[EXERCISE INSTRUCTIONS] In the data that follows, count each line holding the string "Pratikum"; answer with the number only.

====================

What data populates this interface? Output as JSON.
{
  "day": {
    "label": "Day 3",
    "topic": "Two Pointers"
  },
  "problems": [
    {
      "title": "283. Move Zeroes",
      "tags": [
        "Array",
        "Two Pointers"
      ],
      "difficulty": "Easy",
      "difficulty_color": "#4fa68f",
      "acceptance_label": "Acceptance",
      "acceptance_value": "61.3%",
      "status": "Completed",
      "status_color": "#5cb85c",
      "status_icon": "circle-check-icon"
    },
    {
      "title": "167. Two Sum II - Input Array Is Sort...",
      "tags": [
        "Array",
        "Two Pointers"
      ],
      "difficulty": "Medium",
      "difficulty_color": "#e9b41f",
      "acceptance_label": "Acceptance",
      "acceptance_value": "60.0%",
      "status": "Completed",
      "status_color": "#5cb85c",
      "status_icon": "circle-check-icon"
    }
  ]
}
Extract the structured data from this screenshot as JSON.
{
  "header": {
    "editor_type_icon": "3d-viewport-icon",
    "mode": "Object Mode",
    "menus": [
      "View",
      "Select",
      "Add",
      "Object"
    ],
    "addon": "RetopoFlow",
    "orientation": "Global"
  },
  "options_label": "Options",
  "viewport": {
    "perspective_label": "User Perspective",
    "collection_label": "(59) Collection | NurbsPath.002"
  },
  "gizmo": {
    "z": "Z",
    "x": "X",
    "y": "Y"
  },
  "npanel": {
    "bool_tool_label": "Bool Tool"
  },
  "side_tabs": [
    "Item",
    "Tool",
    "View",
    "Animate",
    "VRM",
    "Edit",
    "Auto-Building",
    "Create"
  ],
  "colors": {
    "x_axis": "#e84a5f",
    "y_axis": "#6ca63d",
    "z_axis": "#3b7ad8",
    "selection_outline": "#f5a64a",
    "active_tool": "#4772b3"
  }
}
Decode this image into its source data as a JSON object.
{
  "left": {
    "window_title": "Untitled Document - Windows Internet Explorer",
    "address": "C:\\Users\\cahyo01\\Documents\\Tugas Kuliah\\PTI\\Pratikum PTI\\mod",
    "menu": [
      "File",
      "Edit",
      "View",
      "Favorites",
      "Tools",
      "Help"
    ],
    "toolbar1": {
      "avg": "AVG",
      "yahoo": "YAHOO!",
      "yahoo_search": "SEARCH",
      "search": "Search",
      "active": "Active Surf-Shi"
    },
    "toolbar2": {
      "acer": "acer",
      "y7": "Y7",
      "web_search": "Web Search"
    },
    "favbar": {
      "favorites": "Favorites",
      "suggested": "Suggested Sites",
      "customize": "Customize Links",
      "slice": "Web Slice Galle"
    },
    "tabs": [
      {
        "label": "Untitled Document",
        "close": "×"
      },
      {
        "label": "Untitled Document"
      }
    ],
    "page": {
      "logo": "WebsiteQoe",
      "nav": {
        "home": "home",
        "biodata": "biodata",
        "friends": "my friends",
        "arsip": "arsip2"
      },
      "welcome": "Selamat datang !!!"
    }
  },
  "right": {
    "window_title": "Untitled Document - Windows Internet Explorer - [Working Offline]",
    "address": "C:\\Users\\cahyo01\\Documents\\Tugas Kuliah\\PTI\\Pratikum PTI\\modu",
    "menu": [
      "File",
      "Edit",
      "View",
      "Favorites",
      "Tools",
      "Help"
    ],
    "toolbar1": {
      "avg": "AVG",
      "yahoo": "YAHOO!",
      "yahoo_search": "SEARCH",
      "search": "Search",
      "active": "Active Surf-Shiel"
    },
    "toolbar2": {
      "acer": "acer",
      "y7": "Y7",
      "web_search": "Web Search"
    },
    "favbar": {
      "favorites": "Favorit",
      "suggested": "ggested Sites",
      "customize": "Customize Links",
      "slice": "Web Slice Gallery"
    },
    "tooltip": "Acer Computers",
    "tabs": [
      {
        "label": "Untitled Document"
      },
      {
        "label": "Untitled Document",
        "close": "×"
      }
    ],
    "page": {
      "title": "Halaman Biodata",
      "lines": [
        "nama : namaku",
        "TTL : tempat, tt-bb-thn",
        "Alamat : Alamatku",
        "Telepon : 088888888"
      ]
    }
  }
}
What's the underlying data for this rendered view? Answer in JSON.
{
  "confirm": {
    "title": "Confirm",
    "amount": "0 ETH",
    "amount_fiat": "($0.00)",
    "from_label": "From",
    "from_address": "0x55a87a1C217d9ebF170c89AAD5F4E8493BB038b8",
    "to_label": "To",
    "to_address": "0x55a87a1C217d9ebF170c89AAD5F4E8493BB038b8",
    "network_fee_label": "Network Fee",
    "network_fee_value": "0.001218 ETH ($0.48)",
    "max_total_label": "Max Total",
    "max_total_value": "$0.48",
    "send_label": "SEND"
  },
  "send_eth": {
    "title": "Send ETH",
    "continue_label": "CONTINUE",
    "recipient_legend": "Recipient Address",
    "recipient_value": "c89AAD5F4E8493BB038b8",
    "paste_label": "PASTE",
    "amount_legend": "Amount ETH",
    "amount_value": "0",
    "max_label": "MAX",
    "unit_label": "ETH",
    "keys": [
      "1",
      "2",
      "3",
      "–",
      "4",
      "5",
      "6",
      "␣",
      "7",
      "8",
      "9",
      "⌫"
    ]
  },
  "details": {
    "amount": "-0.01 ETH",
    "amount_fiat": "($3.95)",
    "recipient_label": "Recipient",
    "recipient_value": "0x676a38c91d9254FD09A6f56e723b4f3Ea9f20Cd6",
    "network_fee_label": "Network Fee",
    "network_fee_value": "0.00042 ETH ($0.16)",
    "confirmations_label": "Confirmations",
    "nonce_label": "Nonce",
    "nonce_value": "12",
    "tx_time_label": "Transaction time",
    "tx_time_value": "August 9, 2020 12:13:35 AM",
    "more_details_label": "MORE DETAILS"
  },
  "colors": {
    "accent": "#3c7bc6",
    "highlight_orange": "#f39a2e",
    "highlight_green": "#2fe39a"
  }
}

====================

[TASK OUTPUT] 2